Unless action was taken, consumers could face price rises of 200%. “Higher prices for staple cereals are not so much of a problem for the west, or for most people in Europe. But a price increase of more than 200% will certainly be felt when you have to spend 40 to 60% of your income on food, mostly staple food.”
Securing supplies of fresh water would be vital if food companies were to continue to produce enough affordable, high quality food for the rapidly rising global population.
“There will be a further 2.3bn people on the planet by 2050, adding to existing demand for food and energy,” he said.
“It is only by working together with policymakers, civil society, agriculture and other stakeholders at local and international levels that we can develop effective, coherent and concrete action.”
More effective international leadership
Bulcke said Nestlé had acted to put water on the political agenda but urged more effective international leadership. “We would like to see more governance of governments – more of a long-term perspective. Politicians are adopting a shorter and shorter time frame. Companies like ours should take a longer perspective.”
During the panel debate after the lecture, Carl Atkin, co-founder of international agri-business management consultancy KinnAgri, backed the call for more effective leadership.
“We don’t have effective multinational strategies to tackle the challenge of water shortage,” he said. “We need better international leadership and co-ordination on water. Difficult long-term decisions are often pushed into the long grass.”
Professor Tim Benton, of Leeds University and champion of the UK Global Food Security Programme, said a fundamental change of attitude was needed.
“I despair [of resolving this problem] until we can get to the point where we think; this is not our water, it is our children’s and our grandchildren’s water.”
That would mean using water wisely and not eating too much food, he added.

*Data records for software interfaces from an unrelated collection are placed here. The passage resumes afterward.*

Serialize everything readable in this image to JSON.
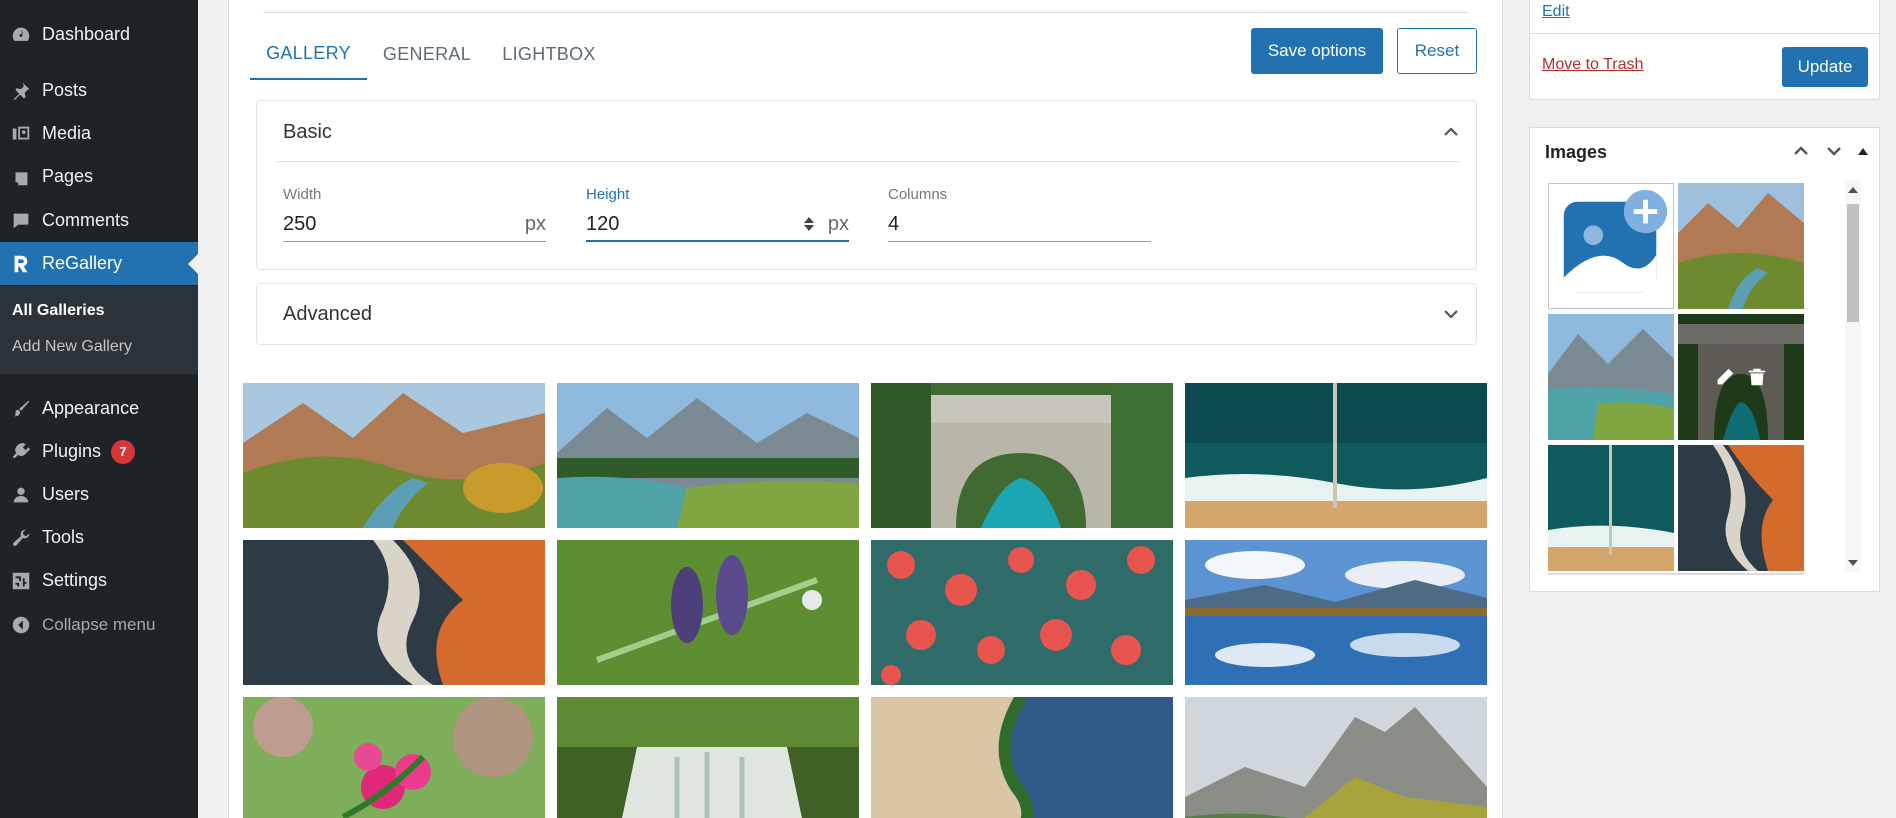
{
  "sidebar": {
    "items": [
      {
        "label": "Dashboard",
        "icon": "dashboard-icon"
      },
      {
        "label": "Posts",
        "icon": "pin-icon"
      },
      {
        "label": "Media",
        "icon": "media-icon"
      },
      {
        "label": "Pages",
        "icon": "pages-icon"
      },
      {
        "label": "Comments",
        "icon": "comment-icon"
      },
      {
        "label": "ReGallery",
        "icon": "regallery-icon",
        "active": true
      },
      {
        "label": "Appearance",
        "icon": "brush-icon"
      },
      {
        "label": "Plugins",
        "icon": "plugin-icon",
        "badge": "7"
      },
      {
        "label": "Users",
        "icon": "user-icon"
      },
      {
        "label": "Tools",
        "icon": "wrench-icon"
      },
      {
        "label": "Settings",
        "icon": "settings-icon"
      }
    ],
    "submenu": [
      {
        "label": "All Galleries",
        "current": true
      },
      {
        "label": "Add New Gallery"
      }
    ],
    "collapse_label": "Collapse menu"
  },
  "main": {
    "tabs": [
      {
        "label": "GALLERY",
        "active": true
      },
      {
        "label": "GENERAL"
      },
      {
        "label": "LIGHTBOX"
      }
    ],
    "save_label": "Save options",
    "reset_label": "Reset",
    "basic": {
      "title": "Basic",
      "fields": [
        {
          "label": "Width",
          "value": "250",
          "unit": "px"
        },
        {
          "label": "Height",
          "value": "120",
          "unit": "px"
        },
        {
          "label": "Columns",
          "value": "4"
        }
      ]
    },
    "advanced_title": "Advanced"
  },
  "publish": {
    "edit_label": "Edit",
    "trash_label": "Move to Trash",
    "update_label": "Update"
  },
  "images_box": {
    "title": "Images",
    "add_label": "Add images"
  },
  "colors": {
    "accent": "#2271b1",
    "sidebar_bg": "#1d2327",
    "badge": "#d63638"
  }
}
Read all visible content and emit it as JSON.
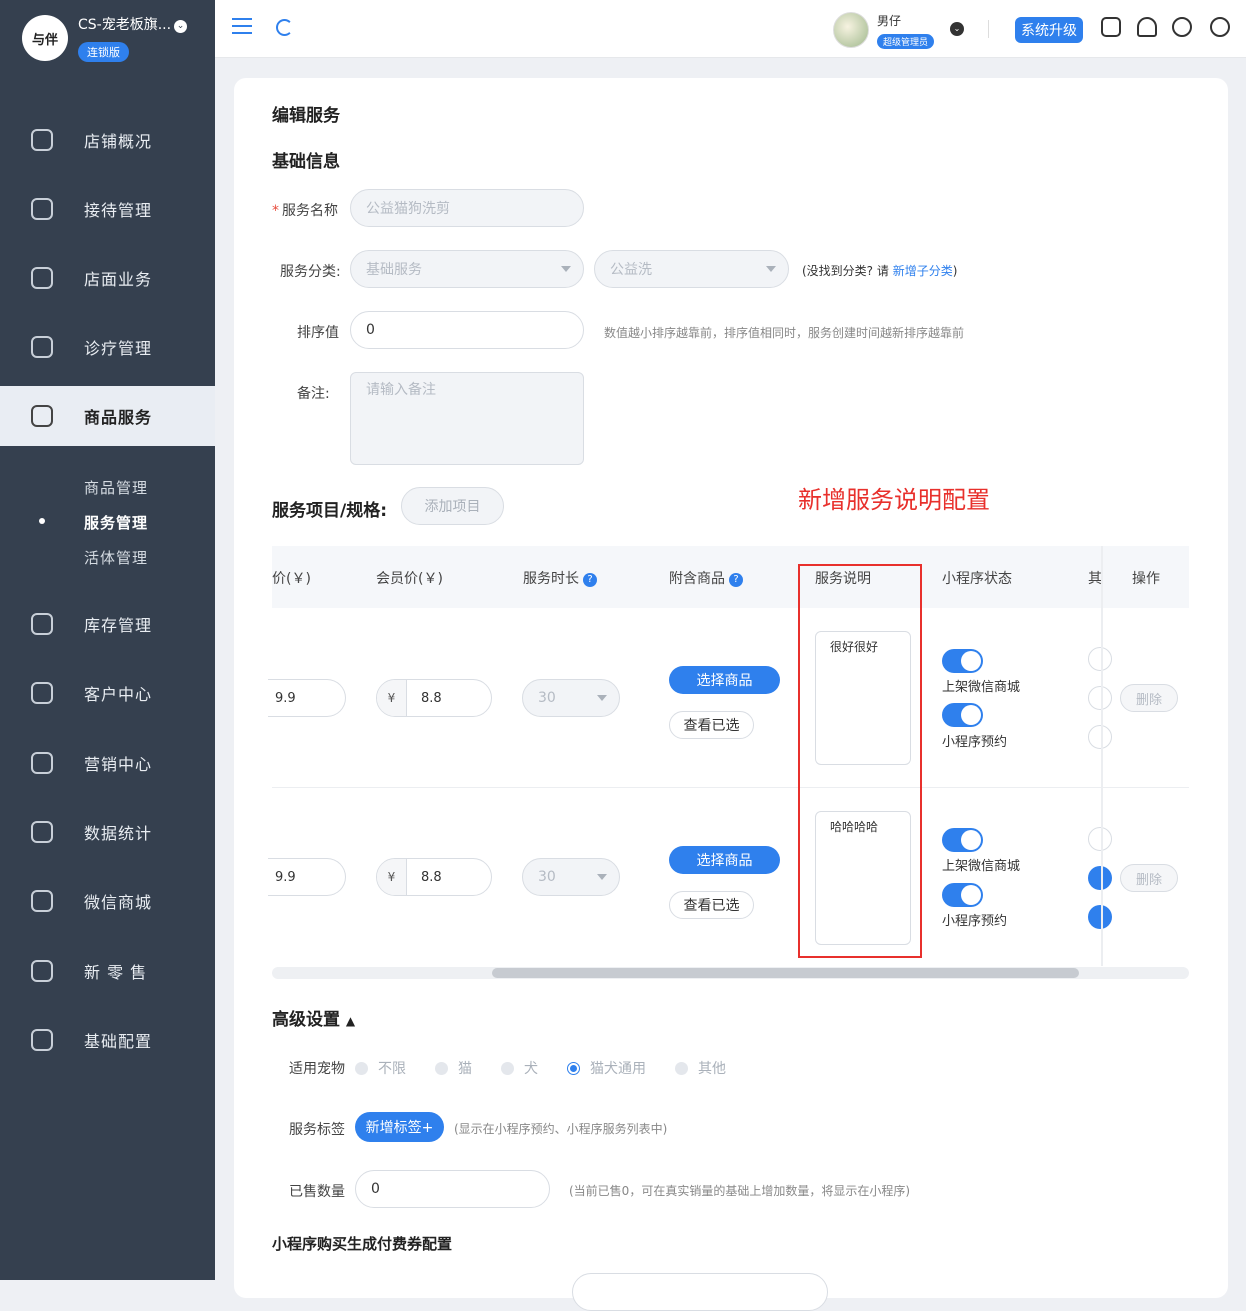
{
  "brand": {
    "logo_text": "与伴",
    "store_name": "CS-宠老板旗...",
    "edition": "连锁版"
  },
  "nav": {
    "items": [
      "店铺概况",
      "接待管理",
      "店面业务",
      "诊疗管理",
      "商品服务",
      "库存管理",
      "客户中心",
      "营销中心",
      "数据统计",
      "微信商城",
      "新 零 售",
      "基础配置"
    ],
    "active": "商品服务",
    "sub_items": [
      "商品管理",
      "服务管理",
      "活体管理"
    ],
    "sub_selected": "服务管理"
  },
  "header": {
    "user_name": "男仔",
    "user_role": "超级管理员",
    "upgrade_label": "系统升级"
  },
  "page": {
    "title": "编辑服务",
    "basic_title": "基础信息",
    "name_label": "服务名称",
    "name_value": "公益猫狗洗剪",
    "category_label": "服务分类:",
    "category_1": "基础服务",
    "category_2": "公益洗",
    "category_hint_prefix": "(没找到分类? 请",
    "category_hint_link": "新增子分类",
    "category_hint_suffix": ")",
    "sort_label": "排序值",
    "sort_value": "0",
    "sort_hint": "数值越小排序越靠前，排序值相同时，服务创建时间越新排序越靠前",
    "remark_label": "备注:",
    "remark_placeholder": "请输入备注",
    "items_title": "服务项目/规格:",
    "add_item_label": "添加项目",
    "annotation": "新增服务说明配置"
  },
  "table": {
    "headers": [
      "价(￥)",
      "会员价(￥)",
      "服务时长",
      "附含商品",
      "服务说明",
      "小程序状态",
      "其",
      "操作"
    ],
    "rows": [
      {
        "price": "9.9",
        "member_price": "8.8",
        "duration": "30",
        "description": "很好很好"
      },
      {
        "price": "9.9",
        "member_price": "8.8",
        "duration": "30",
        "description": "哈哈哈哈"
      }
    ],
    "currency": "¥",
    "select_goods_label": "选择商品",
    "view_selected_label": "查看已选",
    "status_1": "上架微信商城",
    "status_2": "小程序预约",
    "delete_label": "删除",
    "toggles_on": [
      [
        true,
        true
      ],
      [
        true,
        true
      ]
    ]
  },
  "advanced": {
    "title": "高级设置",
    "pet_label": "适用宠物",
    "pet_options": [
      "不限",
      "猫",
      "犬",
      "猫犬通用",
      "其他"
    ],
    "pet_selected": "猫犬通用",
    "tag_label": "服务标签",
    "add_tag_label": "新增标签+",
    "tag_hint": "(显示在小程序预约、小程序服务列表中)",
    "sold_label": "已售数量",
    "sold_value": "0",
    "sold_hint": "(当前已售0，可在真实销量的基础上增加数量，将显示在小程序)",
    "coupon_title": "小程序购买生成付费券配置"
  }
}
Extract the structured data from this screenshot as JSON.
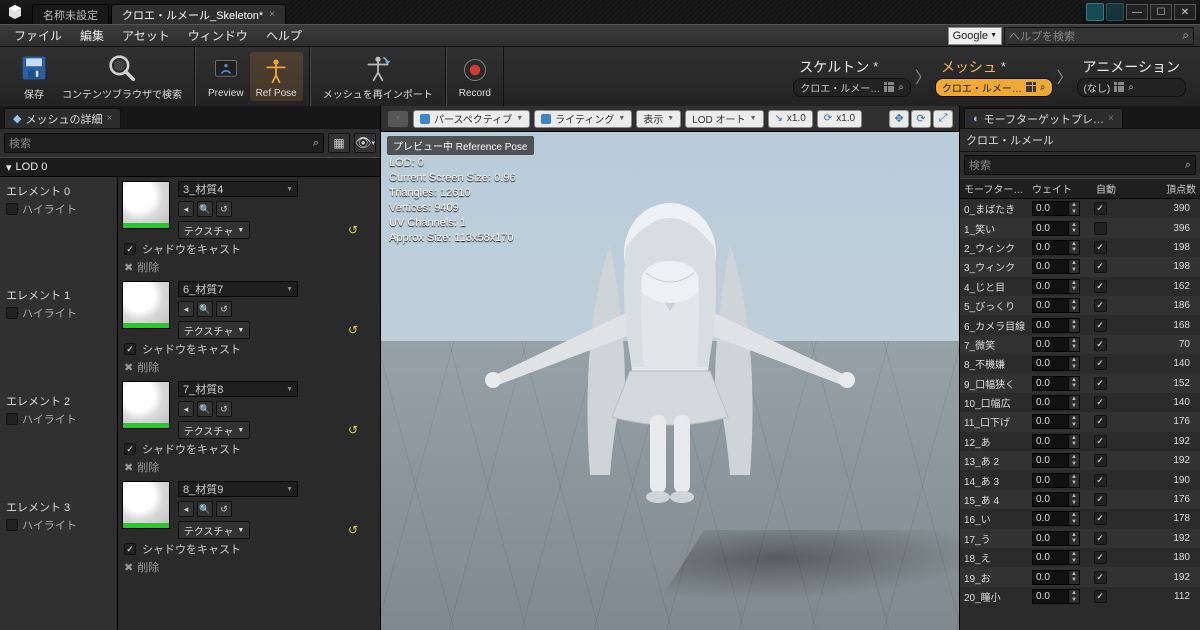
{
  "titlebar": {
    "tabs": [
      {
        "label": "名称未設定"
      },
      {
        "label": "クロエ・ルメール_Skeleton*"
      }
    ]
  },
  "menu": {
    "items": [
      "ファイル",
      "編集",
      "アセット",
      "ウィンドウ",
      "ヘルプ"
    ],
    "google": "Google",
    "help_search_placeholder": "ヘルプを検索"
  },
  "toolbar": {
    "save": "保存",
    "content_browser": "コンテンツブラウザで検索",
    "preview": "Preview",
    "refpose": "Ref Pose",
    "reimport": "メッシュを再インポート",
    "record": "Record"
  },
  "modes": {
    "skeleton_top": "スケルトン",
    "skeleton_chip": "クロエ・ルメー…",
    "mesh_top": "メッシュ",
    "mesh_chip": "クロエ・ルメー…",
    "anim_top": "アニメーション",
    "anim_chip": "(なし)"
  },
  "details": {
    "tab": "メッシュの詳細",
    "search_placeholder": "検索",
    "lod_header": "LOD 0",
    "element_label_prefix": "エレメント",
    "highlight_label": "ハイライト",
    "shadow_label": "シャドウをキャスト",
    "delete_label": "削除",
    "texture_btn": "テクスチャ",
    "materials": [
      {
        "element_index": 0,
        "name": "3_材質4"
      },
      {
        "element_index": 1,
        "name": "6_材質7"
      },
      {
        "element_index": 2,
        "name": "7_材質8"
      },
      {
        "element_index": 3,
        "name": "8_材質9"
      }
    ]
  },
  "viewport": {
    "banner": "プレビュー中 Reference Pose",
    "pills": {
      "menu": "▾",
      "perspective": "パースペクティブ",
      "lighting": "ライティング",
      "show": "表示",
      "lod": "LOD オート",
      "speed1": "x1.0",
      "speed2": "x1.0"
    },
    "stats": {
      "l1": "LOD: 0",
      "l2": "Current Screen Size: 0.96",
      "l3": "Triangles: 12610",
      "l4": "Vertices: 9409",
      "l5": "UV Channels: 1",
      "l6": "Approx Size: 113x58x170"
    }
  },
  "morph": {
    "tab": "モーフターゲットプレ…",
    "asset_name": "クロエ・ルメール",
    "search_placeholder": "検索",
    "cols": {
      "name": "モーフター…",
      "weight": "ウェイト",
      "auto": "自動",
      "verts": "頂点数"
    },
    "rows": [
      {
        "name": "0_まばたき",
        "weight": "0.0",
        "auto": true,
        "verts": 390
      },
      {
        "name": "1_笑い",
        "weight": "0.0",
        "auto": false,
        "verts": 396
      },
      {
        "name": "2_ウィンク",
        "weight": "0.0",
        "auto": true,
        "verts": 198
      },
      {
        "name": "3_ウィンク",
        "weight": "0.0",
        "auto": true,
        "verts": 198
      },
      {
        "name": "4_じと目",
        "weight": "0.0",
        "auto": true,
        "verts": 162
      },
      {
        "name": "5_びっくり",
        "weight": "0.0",
        "auto": true,
        "verts": 186
      },
      {
        "name": "6_カメラ目線",
        "weight": "0.0",
        "auto": true,
        "verts": 168
      },
      {
        "name": "7_微笑",
        "weight": "0.0",
        "auto": true,
        "verts": 70
      },
      {
        "name": "8_不機嫌",
        "weight": "0.0",
        "auto": true,
        "verts": 140
      },
      {
        "name": "9_口幅狭く",
        "weight": "0.0",
        "auto": true,
        "verts": 152
      },
      {
        "name": "10_口幅広",
        "weight": "0.0",
        "auto": true,
        "verts": 140
      },
      {
        "name": "11_口下げ",
        "weight": "0.0",
        "auto": true,
        "verts": 176
      },
      {
        "name": "12_あ",
        "weight": "0.0",
        "auto": true,
        "verts": 192
      },
      {
        "name": "13_あ 2",
        "weight": "0.0",
        "auto": true,
        "verts": 192
      },
      {
        "name": "14_あ 3",
        "weight": "0.0",
        "auto": true,
        "verts": 190
      },
      {
        "name": "15_あ 4",
        "weight": "0.0",
        "auto": true,
        "verts": 176
      },
      {
        "name": "16_い",
        "weight": "0.0",
        "auto": true,
        "verts": 178
      },
      {
        "name": "17_う",
        "weight": "0.0",
        "auto": true,
        "verts": 192
      },
      {
        "name": "18_え",
        "weight": "0.0",
        "auto": true,
        "verts": 180
      },
      {
        "name": "19_お",
        "weight": "0.0",
        "auto": true,
        "verts": 192
      },
      {
        "name": "20_瞳小",
        "weight": "0.0",
        "auto": true,
        "verts": 112
      }
    ]
  }
}
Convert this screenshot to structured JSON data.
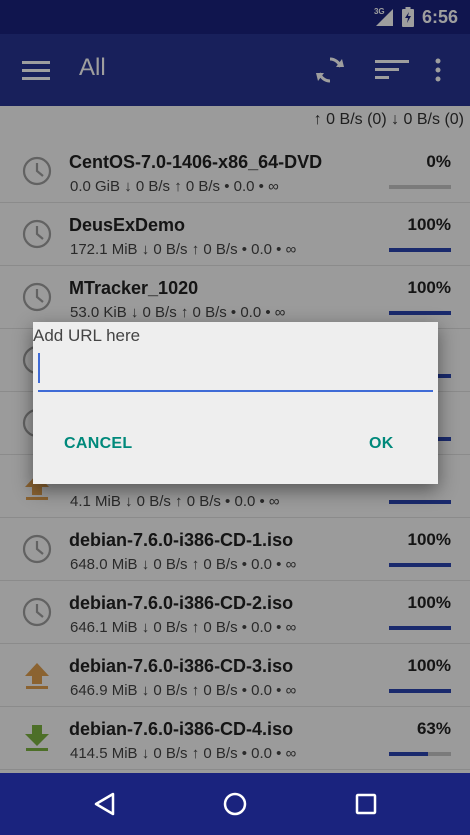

Neither would global warming and increased rainfall boost the supply of water, he said. “Global warming will lead to less water not more water because of water run off.”